As you can see from this draft map, the corridors would include the TransAmerica Trail, the Northern Tier and Southern Tier cross-country routes, the East Coast Greenway, the Mississippi River Trail, the Underground Railroad trail and many more.
Combining roads and trails, the bike route network would eclipse similar bike route systems in other countries, such as the National Cycle Network in the UK and La Route Verte in Canada.
A task force of the American Association of State Highway and Transportation Officials (AASHTO) has been working on the project for four years. The association's approval of the plan in October means that states can collaborate with local agencies and neighboring states to begin establishing these routes.
The U.S. Bicycle Route System will encompass the bicycle touring route network created by the Adventure Cycling Association, as well as other national, regional and local bicycle routes.
“The USBRS will link regions across the country, regions with important scenic, historic, cultural, and recreational value, including metropolitan areas. The end result will be a national network of bike routes that will connect communities and ensure opportunities for future generations to travel by bicycle throughout North America.”
Adventure Cycling, which provided staff support for the task force, says there are many levels of implementation, among them road signs and markings, bike route maps, and highway maps with bike route markings. State and local agencies decide the details.
In fact, Michigan, Virginia and Florida are already moving forward. [See “Virginia is for Bicycle Route lovers”]
The task force, for instance, has hit upon a two-digit numbering system; even numbers for east-west and odd numbers for north-south routes.
To create the bicycle route network, all the cross-country bike routes were inventoried. These included many of the 38,000 miles of bicycle routes already mapped by Adventure Cycling, as well as the East Coast Greenway and Mississippi River Trail.

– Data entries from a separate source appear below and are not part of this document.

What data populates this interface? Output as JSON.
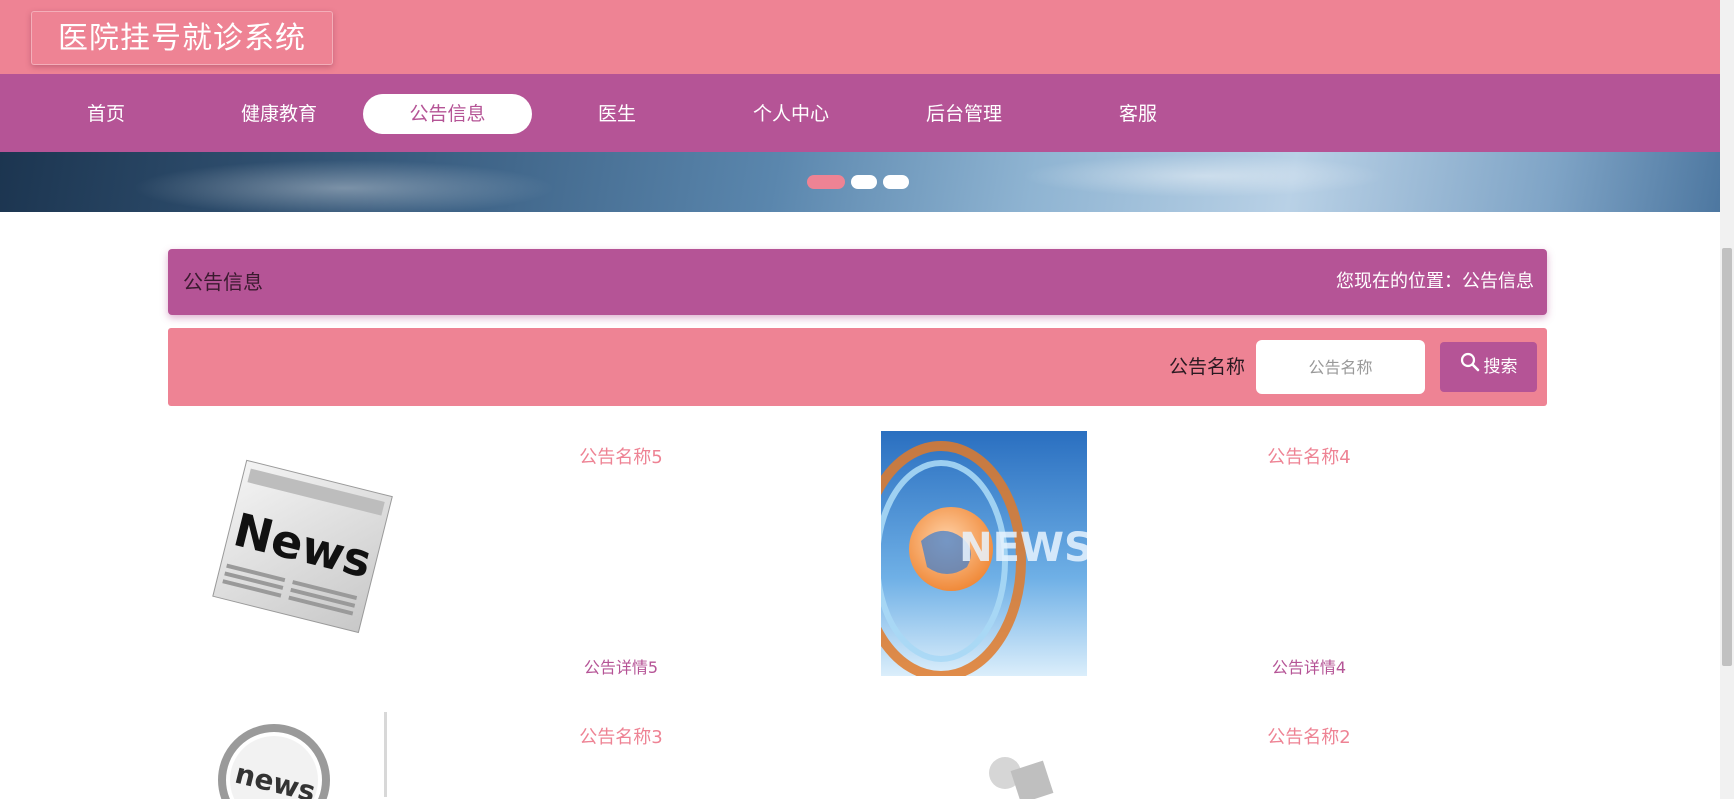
{
  "site": {
    "title": "医院挂号就诊系统"
  },
  "nav": {
    "items": [
      {
        "label": "首页"
      },
      {
        "label": "健康教育"
      },
      {
        "label": "公告信息"
      },
      {
        "label": "医生"
      },
      {
        "label": "个人中心"
      },
      {
        "label": "后台管理"
      },
      {
        "label": "客服"
      }
    ],
    "active_index": 2
  },
  "banner": {
    "slide_count": 3,
    "active_slide": 1
  },
  "section": {
    "title": "公告信息",
    "breadcrumb": "您现在的位置：公告信息"
  },
  "search": {
    "label": "公告名称",
    "placeholder": "公告名称",
    "button_label": "搜索"
  },
  "notices": [
    {
      "title": "公告名称5",
      "detail": "公告详情5",
      "image_text": "News",
      "image_icon": "newspaper-image"
    },
    {
      "title": "公告名称4",
      "detail": "公告详情4",
      "image_text": "NEWS",
      "image_icon": "globe-news-image"
    },
    {
      "title": "公告名称3",
      "detail": "",
      "image_text": "news",
      "image_icon": "magnifier-news-image"
    },
    {
      "title": "公告名称2",
      "detail": "",
      "image_text": "",
      "image_icon": "figure-reading-image"
    }
  ],
  "colors": {
    "header_pink": "#ee8394",
    "nav_purple": "#b55496"
  }
}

Next, all the bicycle routes under state or non-governmental oversight were collected and mapped. This included bike routes on roads, as well as rails-to-trails routes.
Then staffers examined all these bike routes and began searching for places where they could logically link up from state to state. Along the way, they took metropolitan areas and tourist destinations into account.
Similar nationwide bicycle routes already have been implemented in other countries.
The UK's National Cycle Network has grown to 12,000 miles. In North America, Quebec has unveiled La Route Verte, which encompasses 2,400 miles of bicycle routes through the province.
European countries with bicycle networks include Germany, 7,000 miles; Denmark, 2,400 miles, the Netherlands, 2,700 miles, and Switzerland, 3,000 miles.
Also, see the ACA press release announcing the AASHTO approval.
Nov. 10, 2008: “Why Virginia is for U.S. Bicycle Route lovers”